Sex workers face shortage of work

City Pandemic

After the pandemic, their old clients have not come back, leaving them unsure about what to do next.

Maya is a 45-year-old sex worker in Bangalore. The road construction on Mysuru Road has made her life very difficult, as it is diverting traffic away from her area. “We believed our lives would go back to normal after the pandemic. They haven’t,” she said.

Sex workers say they are getting lesser customers, even after the pandemic. Several men avoid visiting them, as they have either moved away or are too scared of contracting Covid in the unhygienic premises.

Madhu Bhushan, a women’s rights campaigner with Gamana Mahila Samuha, said majority of the clients of sex workers were truck drivers and migrant labourers. As they left during the lockdown, the sex workers lost a lot of clients.

Nisha, from Karnataka Sex Workers’ Union, said they are surviving on rations provided by non-governmental organizations and are facing grim prospects.

Even after the lockdown was uplifted, the migrant workers have not returned to the city, said Bhushan.

“Clients of sex workers are becoming more aware of the HIV/AIDS epidemic’s implications, as well as the hazards of Covid-19. As far as we know, no sex worker  has done any  job in almost a month. People have become more health and hygiene conscious as a result of the pandemic. Customers are avoiding returning due to a lack of hygiene at red light areas,” said Madhu.

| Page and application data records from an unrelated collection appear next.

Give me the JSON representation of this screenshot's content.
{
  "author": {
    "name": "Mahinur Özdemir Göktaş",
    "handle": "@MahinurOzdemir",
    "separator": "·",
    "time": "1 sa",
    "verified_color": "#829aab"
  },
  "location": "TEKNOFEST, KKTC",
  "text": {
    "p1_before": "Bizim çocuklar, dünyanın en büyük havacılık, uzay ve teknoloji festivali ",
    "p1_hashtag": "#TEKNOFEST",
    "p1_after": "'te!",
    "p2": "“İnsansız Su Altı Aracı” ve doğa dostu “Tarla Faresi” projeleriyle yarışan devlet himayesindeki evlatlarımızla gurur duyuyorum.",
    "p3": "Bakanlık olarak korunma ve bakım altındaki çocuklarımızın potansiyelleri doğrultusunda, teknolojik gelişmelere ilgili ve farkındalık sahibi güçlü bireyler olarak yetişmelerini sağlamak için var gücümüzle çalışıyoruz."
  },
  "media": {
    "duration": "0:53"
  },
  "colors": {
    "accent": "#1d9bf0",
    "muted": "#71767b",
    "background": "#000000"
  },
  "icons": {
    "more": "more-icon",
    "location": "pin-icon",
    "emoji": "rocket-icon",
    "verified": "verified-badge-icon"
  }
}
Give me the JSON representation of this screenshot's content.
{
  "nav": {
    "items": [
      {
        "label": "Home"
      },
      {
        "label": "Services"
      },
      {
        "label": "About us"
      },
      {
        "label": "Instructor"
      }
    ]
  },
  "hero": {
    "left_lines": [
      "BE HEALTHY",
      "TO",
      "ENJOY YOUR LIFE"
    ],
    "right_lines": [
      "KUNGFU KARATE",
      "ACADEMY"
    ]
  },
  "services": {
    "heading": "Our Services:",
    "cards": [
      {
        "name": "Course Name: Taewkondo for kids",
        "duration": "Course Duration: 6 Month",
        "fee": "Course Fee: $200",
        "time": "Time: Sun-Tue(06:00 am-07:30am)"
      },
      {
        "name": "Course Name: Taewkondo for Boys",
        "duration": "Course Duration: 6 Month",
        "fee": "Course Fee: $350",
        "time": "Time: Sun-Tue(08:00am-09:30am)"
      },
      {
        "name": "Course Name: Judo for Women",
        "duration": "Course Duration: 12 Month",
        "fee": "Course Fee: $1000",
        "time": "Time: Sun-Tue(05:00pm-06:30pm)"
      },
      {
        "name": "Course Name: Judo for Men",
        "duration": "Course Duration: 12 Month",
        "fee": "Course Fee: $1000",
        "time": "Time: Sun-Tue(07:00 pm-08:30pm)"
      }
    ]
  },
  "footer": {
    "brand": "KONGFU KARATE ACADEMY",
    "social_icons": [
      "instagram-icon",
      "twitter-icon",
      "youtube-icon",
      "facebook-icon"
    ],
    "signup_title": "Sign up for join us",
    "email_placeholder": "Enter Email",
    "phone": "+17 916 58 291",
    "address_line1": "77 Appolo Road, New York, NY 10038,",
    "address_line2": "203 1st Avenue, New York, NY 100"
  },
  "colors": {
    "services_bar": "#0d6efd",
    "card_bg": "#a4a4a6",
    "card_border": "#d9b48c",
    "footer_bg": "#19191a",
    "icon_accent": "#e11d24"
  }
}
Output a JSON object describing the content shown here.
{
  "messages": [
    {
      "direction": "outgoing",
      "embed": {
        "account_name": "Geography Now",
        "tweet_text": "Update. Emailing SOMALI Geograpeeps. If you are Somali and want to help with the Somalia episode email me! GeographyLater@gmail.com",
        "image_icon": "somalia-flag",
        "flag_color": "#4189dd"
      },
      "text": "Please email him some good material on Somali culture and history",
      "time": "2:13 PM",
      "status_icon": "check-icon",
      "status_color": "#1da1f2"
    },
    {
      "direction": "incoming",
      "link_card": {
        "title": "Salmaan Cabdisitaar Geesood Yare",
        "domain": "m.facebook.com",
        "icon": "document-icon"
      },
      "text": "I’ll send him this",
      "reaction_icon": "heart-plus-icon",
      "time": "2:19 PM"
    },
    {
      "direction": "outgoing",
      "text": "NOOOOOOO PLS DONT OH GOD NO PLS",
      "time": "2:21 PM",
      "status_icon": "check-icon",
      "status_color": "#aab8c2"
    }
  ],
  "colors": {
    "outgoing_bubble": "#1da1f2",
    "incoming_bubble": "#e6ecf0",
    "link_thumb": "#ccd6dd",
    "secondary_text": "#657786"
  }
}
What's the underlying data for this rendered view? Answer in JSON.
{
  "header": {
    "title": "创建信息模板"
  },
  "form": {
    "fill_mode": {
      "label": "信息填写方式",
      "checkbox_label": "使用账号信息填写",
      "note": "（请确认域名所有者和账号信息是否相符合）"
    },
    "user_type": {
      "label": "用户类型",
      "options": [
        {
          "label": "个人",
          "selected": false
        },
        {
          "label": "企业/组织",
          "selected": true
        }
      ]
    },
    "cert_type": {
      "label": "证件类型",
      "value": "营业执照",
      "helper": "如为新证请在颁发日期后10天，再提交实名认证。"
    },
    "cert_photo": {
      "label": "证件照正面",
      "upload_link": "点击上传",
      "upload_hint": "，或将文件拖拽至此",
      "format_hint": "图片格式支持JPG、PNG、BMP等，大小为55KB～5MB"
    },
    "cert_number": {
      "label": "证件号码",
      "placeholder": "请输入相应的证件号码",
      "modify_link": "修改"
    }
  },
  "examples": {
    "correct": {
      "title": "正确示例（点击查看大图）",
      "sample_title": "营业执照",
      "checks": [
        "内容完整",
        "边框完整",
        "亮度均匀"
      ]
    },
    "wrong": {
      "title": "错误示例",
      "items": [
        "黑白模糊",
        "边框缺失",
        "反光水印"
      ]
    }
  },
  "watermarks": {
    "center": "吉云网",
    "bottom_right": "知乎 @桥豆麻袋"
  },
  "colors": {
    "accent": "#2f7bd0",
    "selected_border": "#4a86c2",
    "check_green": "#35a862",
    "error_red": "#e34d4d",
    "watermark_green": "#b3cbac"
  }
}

Some women are part-time sex workers, according to Shubha Chacko, executive director of the Solidarity Foundation. She said they work as domestic help or in the textile industry, or operate a small business.